╭─ DATA

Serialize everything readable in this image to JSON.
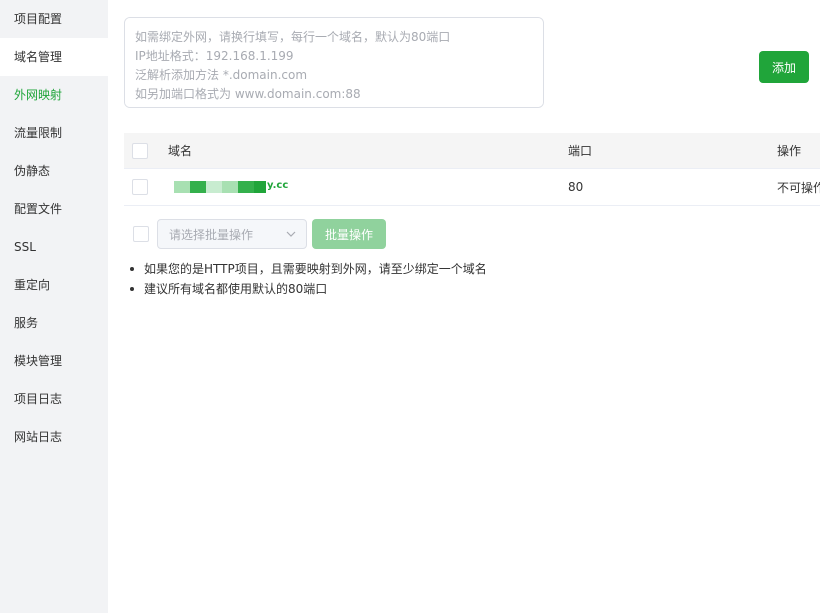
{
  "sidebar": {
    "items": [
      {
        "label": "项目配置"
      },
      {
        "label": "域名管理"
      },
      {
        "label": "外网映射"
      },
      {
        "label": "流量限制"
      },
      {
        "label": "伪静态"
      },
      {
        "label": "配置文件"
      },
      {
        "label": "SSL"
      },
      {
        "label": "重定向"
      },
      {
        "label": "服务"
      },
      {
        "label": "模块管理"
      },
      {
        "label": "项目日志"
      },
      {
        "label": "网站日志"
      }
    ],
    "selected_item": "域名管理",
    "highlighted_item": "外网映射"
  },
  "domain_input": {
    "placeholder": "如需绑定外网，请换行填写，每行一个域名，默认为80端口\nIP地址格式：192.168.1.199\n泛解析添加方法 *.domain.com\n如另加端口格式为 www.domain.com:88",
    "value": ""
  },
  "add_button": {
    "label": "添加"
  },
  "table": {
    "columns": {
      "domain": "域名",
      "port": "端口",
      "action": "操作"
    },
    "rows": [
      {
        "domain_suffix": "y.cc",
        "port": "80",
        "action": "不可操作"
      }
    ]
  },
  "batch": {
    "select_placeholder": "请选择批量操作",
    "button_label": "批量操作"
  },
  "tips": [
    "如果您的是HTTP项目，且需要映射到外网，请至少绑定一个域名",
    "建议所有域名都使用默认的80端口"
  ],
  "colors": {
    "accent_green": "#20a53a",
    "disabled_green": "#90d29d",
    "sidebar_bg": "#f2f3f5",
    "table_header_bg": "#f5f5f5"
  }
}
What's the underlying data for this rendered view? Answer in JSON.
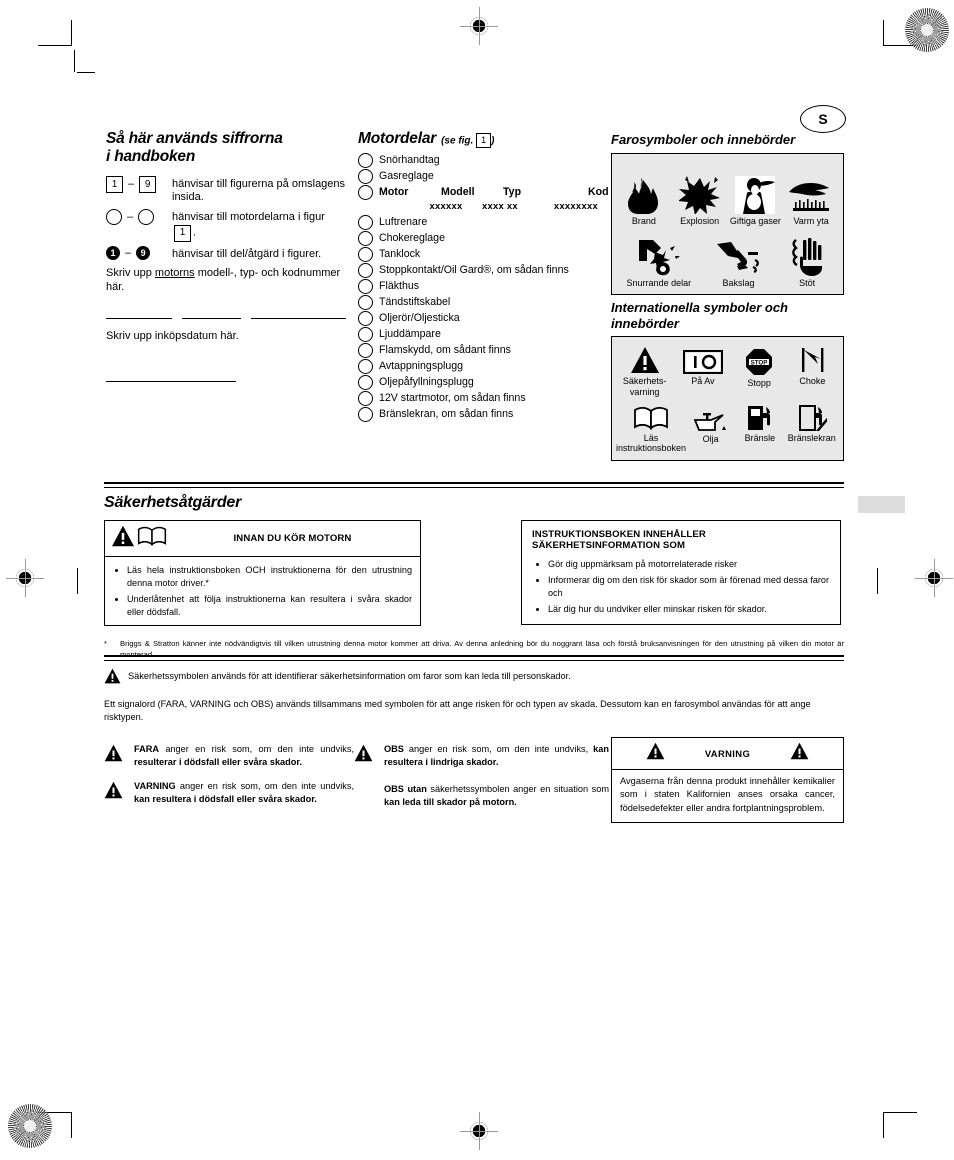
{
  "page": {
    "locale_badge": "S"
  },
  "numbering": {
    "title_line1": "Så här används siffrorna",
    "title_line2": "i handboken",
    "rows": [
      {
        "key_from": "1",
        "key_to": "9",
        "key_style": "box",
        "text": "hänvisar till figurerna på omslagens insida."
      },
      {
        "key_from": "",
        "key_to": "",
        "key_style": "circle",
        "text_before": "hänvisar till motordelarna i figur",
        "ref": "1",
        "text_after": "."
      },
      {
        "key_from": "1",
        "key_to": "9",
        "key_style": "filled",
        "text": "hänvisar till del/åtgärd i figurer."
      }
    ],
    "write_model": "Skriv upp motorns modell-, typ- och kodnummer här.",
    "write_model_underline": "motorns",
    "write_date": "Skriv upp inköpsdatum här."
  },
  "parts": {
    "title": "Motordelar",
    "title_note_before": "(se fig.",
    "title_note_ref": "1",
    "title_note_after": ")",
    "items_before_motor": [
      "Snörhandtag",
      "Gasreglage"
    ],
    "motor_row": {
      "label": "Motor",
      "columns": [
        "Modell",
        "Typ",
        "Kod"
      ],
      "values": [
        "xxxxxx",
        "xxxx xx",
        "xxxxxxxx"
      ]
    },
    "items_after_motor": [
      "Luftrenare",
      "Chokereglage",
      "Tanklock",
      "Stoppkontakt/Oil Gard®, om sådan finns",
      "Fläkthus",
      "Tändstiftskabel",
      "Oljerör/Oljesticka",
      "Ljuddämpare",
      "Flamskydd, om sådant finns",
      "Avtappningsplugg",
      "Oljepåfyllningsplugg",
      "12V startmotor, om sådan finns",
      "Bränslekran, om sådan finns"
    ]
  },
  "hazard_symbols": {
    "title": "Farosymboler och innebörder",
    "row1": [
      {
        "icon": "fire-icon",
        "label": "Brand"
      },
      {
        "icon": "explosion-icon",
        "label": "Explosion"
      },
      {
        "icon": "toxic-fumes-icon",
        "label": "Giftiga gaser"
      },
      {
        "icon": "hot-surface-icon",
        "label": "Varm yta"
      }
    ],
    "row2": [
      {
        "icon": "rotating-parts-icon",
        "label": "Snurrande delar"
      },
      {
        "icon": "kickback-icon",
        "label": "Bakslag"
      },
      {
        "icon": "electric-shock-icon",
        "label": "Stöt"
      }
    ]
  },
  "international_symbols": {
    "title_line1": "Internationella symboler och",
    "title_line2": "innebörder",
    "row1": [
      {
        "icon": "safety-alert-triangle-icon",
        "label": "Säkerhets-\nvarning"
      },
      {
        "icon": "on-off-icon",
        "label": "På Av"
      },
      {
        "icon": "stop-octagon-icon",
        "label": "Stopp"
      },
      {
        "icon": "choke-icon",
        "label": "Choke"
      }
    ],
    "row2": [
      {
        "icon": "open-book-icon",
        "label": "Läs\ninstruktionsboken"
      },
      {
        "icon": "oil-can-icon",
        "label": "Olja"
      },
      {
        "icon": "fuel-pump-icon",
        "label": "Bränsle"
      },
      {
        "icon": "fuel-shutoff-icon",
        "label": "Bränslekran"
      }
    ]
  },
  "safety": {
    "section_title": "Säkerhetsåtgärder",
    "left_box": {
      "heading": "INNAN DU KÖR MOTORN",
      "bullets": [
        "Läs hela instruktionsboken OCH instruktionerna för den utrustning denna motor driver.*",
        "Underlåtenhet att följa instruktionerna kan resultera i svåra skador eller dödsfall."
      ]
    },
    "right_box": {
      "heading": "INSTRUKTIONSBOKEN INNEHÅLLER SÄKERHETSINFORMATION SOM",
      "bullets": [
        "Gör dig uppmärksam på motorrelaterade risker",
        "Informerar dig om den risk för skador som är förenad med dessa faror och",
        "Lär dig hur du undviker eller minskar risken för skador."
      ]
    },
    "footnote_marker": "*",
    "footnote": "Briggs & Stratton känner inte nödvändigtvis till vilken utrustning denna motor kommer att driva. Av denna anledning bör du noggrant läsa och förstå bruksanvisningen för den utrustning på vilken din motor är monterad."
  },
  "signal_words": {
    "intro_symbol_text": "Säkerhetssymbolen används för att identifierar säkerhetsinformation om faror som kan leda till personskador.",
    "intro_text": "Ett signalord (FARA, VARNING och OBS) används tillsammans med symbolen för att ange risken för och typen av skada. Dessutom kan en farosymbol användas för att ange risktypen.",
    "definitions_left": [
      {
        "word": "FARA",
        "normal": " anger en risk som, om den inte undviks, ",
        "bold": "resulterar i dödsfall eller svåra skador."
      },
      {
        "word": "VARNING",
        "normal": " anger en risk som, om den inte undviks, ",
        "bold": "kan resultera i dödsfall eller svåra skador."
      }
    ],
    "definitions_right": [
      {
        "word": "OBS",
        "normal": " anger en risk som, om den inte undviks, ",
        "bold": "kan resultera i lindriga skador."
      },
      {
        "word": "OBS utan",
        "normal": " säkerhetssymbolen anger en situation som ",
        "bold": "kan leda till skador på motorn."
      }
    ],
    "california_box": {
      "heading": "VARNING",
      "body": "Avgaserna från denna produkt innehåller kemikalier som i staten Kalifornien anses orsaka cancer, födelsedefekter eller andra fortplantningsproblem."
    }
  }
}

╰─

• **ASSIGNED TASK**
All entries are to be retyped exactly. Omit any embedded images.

• **ANSWER BELOW**
Serialize everything readable in this image to JSON.
{
  "sidebar": {
    "items": [
      {
        "label": "项目配置"
      },
      {
        "label": "域名管理"
      },
      {
        "label": "外网映射"
      },
      {
        "label": "流量限制"
      },
      {
        "label": "伪静态"
      },
      {
        "label": "配置文件"
      },
      {
        "label": "SSL"
      },
      {
        "label": "重定向"
      },
      {
        "label": "服务"
      },
      {
        "label": "模块管理"
      },
      {
        "label": "项目日志"
      },
      {
        "label": "网站日志"
      }
    ],
    "selected_item": "域名管理",
    "highlighted_item": "外网映射"
  },
  "domain_input": {
    "placeholder": "如需绑定外网，请换行填写，每行一个域名，默认为80端口\nIP地址格式：192.168.1.199\n泛解析添加方法 *.domain.com\n如另加端口格式为 www.domain.com:88",
    "value": ""
  },
  "add_button": {
    "label": "添加"
  },
  "table": {
    "columns": {
      "domain": "域名",
      "port": "端口",
      "action": "操作"
    },
    "rows": [
      {
        "domain_suffix": "y.cc",
        "port": "80",
        "action": "不可操作"
      }
    ]
  },
  "batch": {
    "select_placeholder": "请选择批量操作",
    "button_label": "批量操作"
  },
  "tips": [
    "如果您的是HTTP项目，且需要映射到外网，请至少绑定一个域名",
    "建议所有域名都使用默认的80端口"
  ],
  "colors": {
    "accent_green": "#20a53a",
    "disabled_green": "#90d29d",
    "sidebar_bg": "#f2f3f5",
    "table_header_bg": "#f5f5f5"
  }
}
What's the underlying data for this rendered view? Answer in JSON.
{
  "page": {
    "locale_badge": "S"
  },
  "numbering": {
    "title_line1": "Så här används siffrorna",
    "title_line2": "i handboken",
    "rows": [
      {
        "key_from": "1",
        "key_to": "9",
        "key_style": "box",
        "text": "hänvisar till figurerna på omslagens insida."
      },
      {
        "key_from": "",
        "key_to": "",
        "key_style": "circle",
        "text_before": "hänvisar till motordelarna i figur",
        "ref": "1",
        "text_after": "."
      },
      {
        "key_from": "1",
        "key_to": "9",
        "key_style": "filled",
        "text": "hänvisar till del/åtgärd i figurer."
      }
    ],
    "write_model": "Skriv upp motorns modell-, typ- och kodnummer här.",
    "write_model_underline": "motorns",
    "write_date": "Skriv upp inköpsdatum här."
  },
  "parts": {
    "title": "Motordelar",
    "title_note_before": "(se fig.",
    "title_note_ref": "1",
    "title_note_after": ")",
    "items_before_motor": [
      "Snörhandtag",
      "Gasreglage"
    ],
    "motor_row": {
      "label": "Motor",
      "columns": [
        "Modell",
        "Typ",
        "Kod"
      ],
      "values": [
        "xxxxxx",
        "xxxx xx",
        "xxxxxxxx"
      ]
    },
    "items_after_motor": [
      "Luftrenare",
      "Chokereglage",
      "Tanklock",
      "Stoppkontakt/Oil Gard®, om sådan finns",
      "Fläkthus",
      "Tändstiftskabel",
      "Oljerör/Oljesticka",
      "Ljuddämpare",
      "Flamskydd, om sådant finns",
      "Avtappningsplugg",
      "Oljepåfyllningsplugg",
      "12V startmotor, om sådan finns",
      "Bränslekran, om sådan finns"
    ]
  },
  "hazard_symbols": {
    "title": "Farosymboler och innebörder",
    "row1": [
      {
        "icon": "fire-icon",
        "label": "Brand"
      },
      {
        "icon": "explosion-icon",
        "label": "Explosion"
      },
      {
        "icon": "toxic-fumes-icon",
        "label": "Giftiga gaser"
      },
      {
        "icon": "hot-surface-icon",
        "label": "Varm yta"
      }
    ],
    "row2": [
      {
        "icon": "rotating-parts-icon",
        "label": "Snurrande delar"
      },
      {
        "icon": "kickback-icon",
        "label": "Bakslag"
      },
      {
        "icon": "electric-shock-icon",
        "label": "Stöt"
      }
    ]
  },
  "international_symbols": {
    "title_line1": "Internationella symboler och",
    "title_line2": "innebörder",
    "row1": [
      {
        "icon": "safety-alert-triangle-icon",
        "label": "Säkerhets-\nvarning"
      },
      {
        "icon": "on-off-icon",
        "label": "På Av"
      },
      {
        "icon": "stop-octagon-icon",
        "label": "Stopp"
      },
      {
        "icon": "choke-icon",
        "label": "Choke"
      }
    ],
    "row2": [
      {
        "icon": "open-book-icon",
        "label": "Läs\ninstruktionsboken"
      },
      {
        "icon": "oil-can-icon",
        "label": "Olja"
      },
      {
        "icon": "fuel-pump-icon",
        "label": "Bränsle"
      },
      {
        "icon": "fuel-shutoff-icon",
        "label": "Bränslekran"
      }
    ]
  },
  "safety": {
    "section_title": "Säkerhetsåtgärder",
    "left_box": {
      "heading": "INNAN DU KÖR MOTORN",
      "bullets": [
        "Läs hela instruktionsboken OCH instruktionerna för den utrustning denna motor driver.*",
        "Underlåtenhet att följa instruktionerna kan resultera i svåra skador eller dödsfall."
      ]
    },
    "right_box": {
      "heading": "INSTRUKTIONSBOKEN INNEHÅLLER SÄKERHETSINFORMATION SOM",
      "bullets": [
        "Gör dig uppmärksam på motorrelaterade risker",
        "Informerar dig om den risk för skador som är förenad med dessa faror och",
        "Lär dig hur du undviker eller minskar risken för skador."
      ]
    },
    "footnote_marker": "*",
    "footnote": "Briggs & Stratton känner inte nödvändigtvis till vilken utrustning denna motor kommer att driva. Av denna anledning bör du noggrant läsa och förstå bruksanvisningen för den utrustning på vilken din motor är monterad."
  },
  "signal_words": {
    "intro_symbol_text": "Säkerhetssymbolen används för att identifierar säkerhetsinformation om faror som kan leda till personskador.",
    "intro_text": "Ett signalord (FARA, VARNING och OBS) används tillsammans med symbolen för att ange risken för och typen av skada. Dessutom kan en farosymbol användas för att ange risktypen.",
    "definitions_left": [
      {
        "word": "FARA",
        "normal": " anger en risk som, om den inte undviks, ",
        "bold": "resulterar i dödsfall eller svåra skador."
      },
      {
        "word": "VARNING",
        "normal": " anger en risk som, om den inte undviks, ",
        "bold": "kan resultera i dödsfall eller svåra skador."
      }
    ],
    "definitions_right": [
      {
        "word": "OBS",
        "normal": " anger en risk som, om den inte undviks, ",
        "bold": "kan resultera i lindriga skador."
      },
      {
        "word": "OBS utan",
        "normal": " säkerhetssymbolen anger en situation som ",
        "bold": "kan leda till skador på motorn."
      }
    ],
    "california_box": {
      "heading": "VARNING",
      "body": "Avgaserna från denna produkt innehåller kemikalier som i staten Kalifornien anses orsaka cancer, födelsedefekter eller andra fortplantningsproblem."
    }
  }
}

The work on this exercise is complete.